Hoo-AH! Indeed.

Anonymous said...

1. Looked like one mil of left windage for slight breeze and sun from left.
2. Astoundingly good shooting.
3. Once we started shooting back farther than 800 yards, things got slightly screwy.
4. That was with M40A1's and Lake City Match .762(a flyer in every box).
5. Clearly, things have advanced over the last 35 or so years.
6. God Bless Mr. Gundy and the folks from the AMU.
7. Makes me feel good all over.
V/R JWest

Joe said...

Outstanding! Thanks for this excellent notice LD.

Dr. Joe

Anonymous said...

Had REAL men back then.
Paul in Texas

Jim said...

No way I can shoot that well, and for damn sure, not with this tear in my eye.


Jim
Sunk New Dawn
Galveston, TX

Nancy said...

Me again :-) I have been looking for a way to contact you but have come up empty handed. I would appreciate if you contacted me via my blog

LawDog said...

TheLawDogFiles@gmail.com

LawDog

Anonymous said...

God bless you Ted Gundy.

R.L. Hunter said...

I'd be happy if I hit what I aimed for at 100 yards at that age.

Joseph said...

Hell, I'll be happy to still be alive at that age.

perlhaqr said...

How did all of this dust get into my office, anyway?

Montie said...

Dang, I should have known to heed your warning and not watch this at work. I've got officers wandering into my office asking "whats wrong with your eyes today Sarge", "Allergies dammit, get out in your car".

Nick said...

I saw the episode, it was an incredible of Shooting USA/Impossible Shots to do that.

kim said...

You gave honor where honor is due. This was glorious to watch - Thanks for sharing it.

Anonymous said...

Verrrrry dusty.

hbbill

docjim505 said...

I don't know if the AMU presented him with the black hat before or after he made his shots, but I think Mr. Gundy pretty clearly demonstrated that it wasn't an honorary presentation in his case: he EARNED it. Can you imagine this guy when he was REALLY in his prime???

An Ordinary American said...

Yes, sir.

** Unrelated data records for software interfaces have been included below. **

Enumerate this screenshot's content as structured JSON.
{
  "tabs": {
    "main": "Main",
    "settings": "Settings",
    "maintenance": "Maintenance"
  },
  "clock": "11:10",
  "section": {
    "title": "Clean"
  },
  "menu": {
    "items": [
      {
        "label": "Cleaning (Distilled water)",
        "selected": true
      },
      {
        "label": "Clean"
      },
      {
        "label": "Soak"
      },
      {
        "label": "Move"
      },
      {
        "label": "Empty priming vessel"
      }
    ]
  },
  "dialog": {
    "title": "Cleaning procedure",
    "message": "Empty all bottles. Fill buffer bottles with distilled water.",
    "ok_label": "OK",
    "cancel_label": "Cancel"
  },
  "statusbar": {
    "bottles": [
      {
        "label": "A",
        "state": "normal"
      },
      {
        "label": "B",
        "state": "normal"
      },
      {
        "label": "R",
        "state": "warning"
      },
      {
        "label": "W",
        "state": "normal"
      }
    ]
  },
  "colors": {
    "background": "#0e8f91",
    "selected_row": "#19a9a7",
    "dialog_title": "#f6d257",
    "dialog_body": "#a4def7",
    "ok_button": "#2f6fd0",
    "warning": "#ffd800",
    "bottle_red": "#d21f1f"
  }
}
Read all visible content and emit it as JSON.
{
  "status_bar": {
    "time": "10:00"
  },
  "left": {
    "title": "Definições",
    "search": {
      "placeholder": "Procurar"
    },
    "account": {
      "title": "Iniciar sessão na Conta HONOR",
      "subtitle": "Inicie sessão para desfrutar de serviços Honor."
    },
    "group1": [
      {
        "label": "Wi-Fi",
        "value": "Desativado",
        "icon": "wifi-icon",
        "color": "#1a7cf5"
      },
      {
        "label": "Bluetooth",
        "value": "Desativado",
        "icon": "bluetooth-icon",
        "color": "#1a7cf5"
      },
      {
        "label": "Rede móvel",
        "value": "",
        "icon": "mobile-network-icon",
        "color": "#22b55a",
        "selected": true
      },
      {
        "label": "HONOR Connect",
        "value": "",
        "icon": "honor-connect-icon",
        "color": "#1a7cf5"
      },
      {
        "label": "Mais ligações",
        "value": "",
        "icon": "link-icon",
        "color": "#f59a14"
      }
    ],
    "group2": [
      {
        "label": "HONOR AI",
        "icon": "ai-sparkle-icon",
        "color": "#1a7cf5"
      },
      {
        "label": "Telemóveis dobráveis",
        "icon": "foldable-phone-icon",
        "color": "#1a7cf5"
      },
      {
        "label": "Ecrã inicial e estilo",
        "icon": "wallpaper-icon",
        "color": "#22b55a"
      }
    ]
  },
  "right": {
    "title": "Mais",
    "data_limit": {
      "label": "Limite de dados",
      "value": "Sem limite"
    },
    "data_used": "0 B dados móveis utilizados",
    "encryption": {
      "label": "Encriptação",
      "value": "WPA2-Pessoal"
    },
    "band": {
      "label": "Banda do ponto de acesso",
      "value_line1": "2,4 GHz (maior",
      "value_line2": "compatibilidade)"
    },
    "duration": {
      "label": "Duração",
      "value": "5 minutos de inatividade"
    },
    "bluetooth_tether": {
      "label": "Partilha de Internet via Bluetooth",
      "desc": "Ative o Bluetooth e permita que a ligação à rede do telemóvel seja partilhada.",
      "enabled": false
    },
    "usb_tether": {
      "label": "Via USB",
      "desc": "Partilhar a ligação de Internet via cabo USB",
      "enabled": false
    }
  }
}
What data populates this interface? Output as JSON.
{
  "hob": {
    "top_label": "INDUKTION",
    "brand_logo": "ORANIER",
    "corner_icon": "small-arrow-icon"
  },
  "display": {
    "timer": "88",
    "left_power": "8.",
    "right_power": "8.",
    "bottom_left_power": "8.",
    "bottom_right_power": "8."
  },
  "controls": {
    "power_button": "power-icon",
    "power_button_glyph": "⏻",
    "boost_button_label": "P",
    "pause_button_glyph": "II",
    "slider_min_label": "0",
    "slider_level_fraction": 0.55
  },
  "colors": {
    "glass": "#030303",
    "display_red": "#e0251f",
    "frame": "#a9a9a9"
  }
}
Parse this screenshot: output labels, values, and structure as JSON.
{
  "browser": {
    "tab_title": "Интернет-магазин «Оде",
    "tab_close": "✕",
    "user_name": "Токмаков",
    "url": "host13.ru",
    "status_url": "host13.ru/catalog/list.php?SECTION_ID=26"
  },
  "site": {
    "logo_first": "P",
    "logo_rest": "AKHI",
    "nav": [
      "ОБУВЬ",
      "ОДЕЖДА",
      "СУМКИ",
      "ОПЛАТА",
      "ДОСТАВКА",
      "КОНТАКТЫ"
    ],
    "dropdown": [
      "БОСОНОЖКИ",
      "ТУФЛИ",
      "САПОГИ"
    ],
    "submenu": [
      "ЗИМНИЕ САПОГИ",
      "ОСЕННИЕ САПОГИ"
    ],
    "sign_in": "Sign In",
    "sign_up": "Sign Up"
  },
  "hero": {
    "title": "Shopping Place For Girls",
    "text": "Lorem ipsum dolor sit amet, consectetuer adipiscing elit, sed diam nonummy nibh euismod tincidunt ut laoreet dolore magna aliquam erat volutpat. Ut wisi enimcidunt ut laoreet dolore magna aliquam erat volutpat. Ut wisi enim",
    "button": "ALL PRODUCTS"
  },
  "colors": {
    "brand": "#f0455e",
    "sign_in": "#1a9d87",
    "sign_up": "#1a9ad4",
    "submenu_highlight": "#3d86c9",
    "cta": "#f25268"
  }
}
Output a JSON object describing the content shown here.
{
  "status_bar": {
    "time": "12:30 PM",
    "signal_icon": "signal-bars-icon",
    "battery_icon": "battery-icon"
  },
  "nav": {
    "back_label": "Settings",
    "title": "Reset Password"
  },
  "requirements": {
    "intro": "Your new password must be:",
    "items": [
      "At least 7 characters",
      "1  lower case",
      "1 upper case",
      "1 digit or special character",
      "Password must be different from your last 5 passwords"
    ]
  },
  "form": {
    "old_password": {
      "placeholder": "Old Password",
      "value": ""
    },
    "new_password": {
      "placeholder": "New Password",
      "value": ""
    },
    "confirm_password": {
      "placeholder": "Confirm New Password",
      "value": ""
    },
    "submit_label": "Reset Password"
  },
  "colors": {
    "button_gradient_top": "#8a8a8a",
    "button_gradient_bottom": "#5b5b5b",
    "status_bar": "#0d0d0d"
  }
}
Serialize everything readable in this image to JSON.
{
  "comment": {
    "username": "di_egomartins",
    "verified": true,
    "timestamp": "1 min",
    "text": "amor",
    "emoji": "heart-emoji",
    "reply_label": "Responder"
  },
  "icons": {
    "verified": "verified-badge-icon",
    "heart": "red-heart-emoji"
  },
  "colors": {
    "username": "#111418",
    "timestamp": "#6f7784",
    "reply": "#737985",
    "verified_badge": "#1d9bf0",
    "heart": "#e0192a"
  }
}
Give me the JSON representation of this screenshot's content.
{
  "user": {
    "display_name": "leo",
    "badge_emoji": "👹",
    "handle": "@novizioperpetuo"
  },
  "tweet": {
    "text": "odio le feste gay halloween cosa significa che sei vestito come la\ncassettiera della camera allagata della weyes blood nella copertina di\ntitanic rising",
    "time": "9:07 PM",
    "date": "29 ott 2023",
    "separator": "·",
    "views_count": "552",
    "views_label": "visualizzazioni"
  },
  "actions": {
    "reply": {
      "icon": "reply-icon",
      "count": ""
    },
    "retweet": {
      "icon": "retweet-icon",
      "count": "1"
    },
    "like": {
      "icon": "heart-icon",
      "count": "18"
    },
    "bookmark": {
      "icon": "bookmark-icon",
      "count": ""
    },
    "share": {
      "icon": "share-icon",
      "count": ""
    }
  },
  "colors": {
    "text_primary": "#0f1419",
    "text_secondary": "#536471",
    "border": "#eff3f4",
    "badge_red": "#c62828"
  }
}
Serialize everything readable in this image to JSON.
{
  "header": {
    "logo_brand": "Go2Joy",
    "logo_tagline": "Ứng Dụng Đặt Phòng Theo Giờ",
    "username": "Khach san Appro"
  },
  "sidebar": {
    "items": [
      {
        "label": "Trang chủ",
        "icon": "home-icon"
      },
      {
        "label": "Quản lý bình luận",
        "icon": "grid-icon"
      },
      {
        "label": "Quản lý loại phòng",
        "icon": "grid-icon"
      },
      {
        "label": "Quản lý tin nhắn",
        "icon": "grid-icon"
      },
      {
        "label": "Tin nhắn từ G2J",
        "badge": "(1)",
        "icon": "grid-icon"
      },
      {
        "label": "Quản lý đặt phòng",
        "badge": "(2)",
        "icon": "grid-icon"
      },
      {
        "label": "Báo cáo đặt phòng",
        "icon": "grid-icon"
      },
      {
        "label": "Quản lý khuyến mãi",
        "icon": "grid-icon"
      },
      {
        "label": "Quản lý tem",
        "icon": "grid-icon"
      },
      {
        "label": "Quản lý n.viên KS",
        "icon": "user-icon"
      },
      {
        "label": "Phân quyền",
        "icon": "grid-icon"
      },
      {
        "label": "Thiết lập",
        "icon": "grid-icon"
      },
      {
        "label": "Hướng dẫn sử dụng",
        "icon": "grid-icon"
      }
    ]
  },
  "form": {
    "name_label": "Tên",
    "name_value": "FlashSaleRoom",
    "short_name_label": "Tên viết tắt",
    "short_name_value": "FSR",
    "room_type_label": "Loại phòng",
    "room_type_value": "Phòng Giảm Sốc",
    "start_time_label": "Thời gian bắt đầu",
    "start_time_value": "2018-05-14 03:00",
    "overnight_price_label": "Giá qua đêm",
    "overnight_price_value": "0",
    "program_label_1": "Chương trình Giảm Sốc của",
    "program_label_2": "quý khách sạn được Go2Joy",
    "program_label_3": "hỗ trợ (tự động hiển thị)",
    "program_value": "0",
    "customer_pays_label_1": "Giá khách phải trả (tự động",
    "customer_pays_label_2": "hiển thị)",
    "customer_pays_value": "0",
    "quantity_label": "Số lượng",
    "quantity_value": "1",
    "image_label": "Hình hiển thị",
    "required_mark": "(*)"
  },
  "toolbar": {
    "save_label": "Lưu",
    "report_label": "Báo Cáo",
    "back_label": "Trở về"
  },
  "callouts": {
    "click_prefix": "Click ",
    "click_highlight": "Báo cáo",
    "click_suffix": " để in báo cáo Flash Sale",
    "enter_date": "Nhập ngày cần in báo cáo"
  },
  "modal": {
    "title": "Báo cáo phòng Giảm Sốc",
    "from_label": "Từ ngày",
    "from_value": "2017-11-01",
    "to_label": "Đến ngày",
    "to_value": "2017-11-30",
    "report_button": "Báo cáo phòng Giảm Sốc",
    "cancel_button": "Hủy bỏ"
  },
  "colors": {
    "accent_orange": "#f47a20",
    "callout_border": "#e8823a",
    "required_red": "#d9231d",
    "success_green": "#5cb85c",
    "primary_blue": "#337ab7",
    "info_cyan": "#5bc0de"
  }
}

We're losing more and more of that great generation to the point that I consider our surviving WWII vets as being "National Treasures."

But we also have some danged good men and women doing the job for us today. Whenever I see or meet these outstanding young people, I make every effort to shake their hand, thank them, and tell them that their generation of veterans is making our generation of veterans proud.

From a fellow Texan and An Ordinary American.

On a Wing and a Whim said...

the entire half-hour episode has been uploaded, in two parts, on youtube:

http://www.youtube.com/watch?v=TN_PHSKXJ5E

and

http://www.youtube.com/watch?v=PySummwAmPM

Thought you might like to see it. It's worth watching.

New Jovian Thunderbolt said...

I sorta feel sorry for the German soldiers he faced. Sorta. At least they never knew what hit them.